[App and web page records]
......

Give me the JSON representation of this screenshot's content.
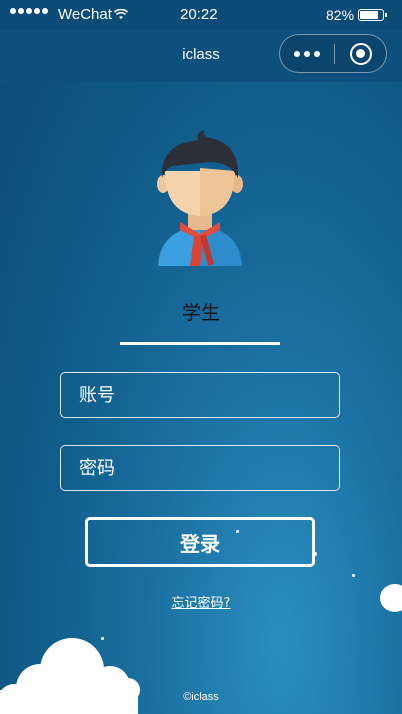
{
  "status_bar": {
    "carrier": "WeChat",
    "time": "20:22",
    "battery": "82%",
    "battery_level": 0.82
  },
  "nav": {
    "title": "iclass"
  },
  "login": {
    "role_label": "学生",
    "account_placeholder": "账号",
    "password_placeholder": "密码",
    "login_button": "登录",
    "forgot_password": "忘记密码?"
  },
  "footer": {
    "copyright": "©iclass"
  },
  "icons": {
    "signal": "signal-dots-icon",
    "wifi": "wifi-icon",
    "battery": "battery-icon",
    "more": "more-dots-icon",
    "close": "target-close-icon",
    "avatar": "student-avatar-icon"
  },
  "colors": {
    "background_top": "#0b4b76",
    "background_bottom": "#2a8fc0",
    "nav_bar": "#0d4f7d",
    "role_text": "#111111"
  }
}
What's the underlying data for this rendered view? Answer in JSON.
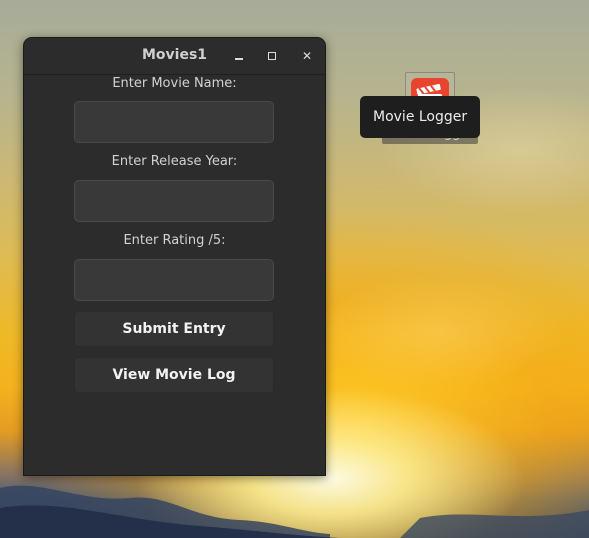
{
  "window": {
    "title": "Movies1"
  },
  "form": {
    "movie_name_label": "Enter Movie Name:",
    "movie_name_value": "",
    "release_year_label": "Enter Release Year:",
    "release_year_value": "",
    "rating_label": "Enter Rating /5:",
    "rating_value": "",
    "submit_label": "Submit Entry",
    "view_log_label": "View Movie Log"
  },
  "desktop": {
    "icon_name": "clapperboard-app-icon",
    "icon_label": "Movie Logger",
    "tooltip_text": "Movie Logger"
  },
  "colors": {
    "window_bg": "#2c2c2c",
    "input_bg": "#393939",
    "icon_red": "#e8442f"
  }
}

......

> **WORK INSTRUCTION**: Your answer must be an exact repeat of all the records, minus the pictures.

> **EXPECTED OUTPUT**:
Give me the JSON representation of this screenshot's content.
{
  "status_bar": {
    "carrier": "WeChat",
    "time": "20:22",
    "battery": "82%",
    "battery_level": 0.82
  },
  "nav": {
    "title": "iclass"
  },
  "login": {
    "role_label": "学生",
    "account_placeholder": "账号",
    "password_placeholder": "密码",
    "login_button": "登录",
    "forgot_password": "忘记密码?"
  },
  "footer": {
    "copyright": "©iclass"
  },
  "icons": {
    "signal": "signal-dots-icon",
    "wifi": "wifi-icon",
    "battery": "battery-icon",
    "more": "more-dots-icon",
    "close": "target-close-icon",
    "avatar": "student-avatar-icon"
  },
  "colors": {
    "background_top": "#0b4b76",
    "background_bottom": "#2a8fc0",
    "nav_bar": "#0d4f7d",
    "role_text": "#111111"
  }
}
What's the underlying data for this rendered view? Answer in JSON.
{
  "window": {
    "title": "Movies1"
  },
  "form": {
    "movie_name_label": "Enter Movie Name:",
    "movie_name_value": "",
    "release_year_label": "Enter Release Year:",
    "release_year_value": "",
    "rating_label": "Enter Rating /5:",
    "rating_value": "",
    "submit_label": "Submit Entry",
    "view_log_label": "View Movie Log"
  },
  "desktop": {
    "icon_name": "clapperboard-app-icon",
    "icon_label": "Movie Logger",
    "tooltip_text": "Movie Logger"
  },
  "colors": {
    "window_bg": "#2c2c2c",
    "input_bg": "#393939",
    "icon_red": "#e8442f"
  }
}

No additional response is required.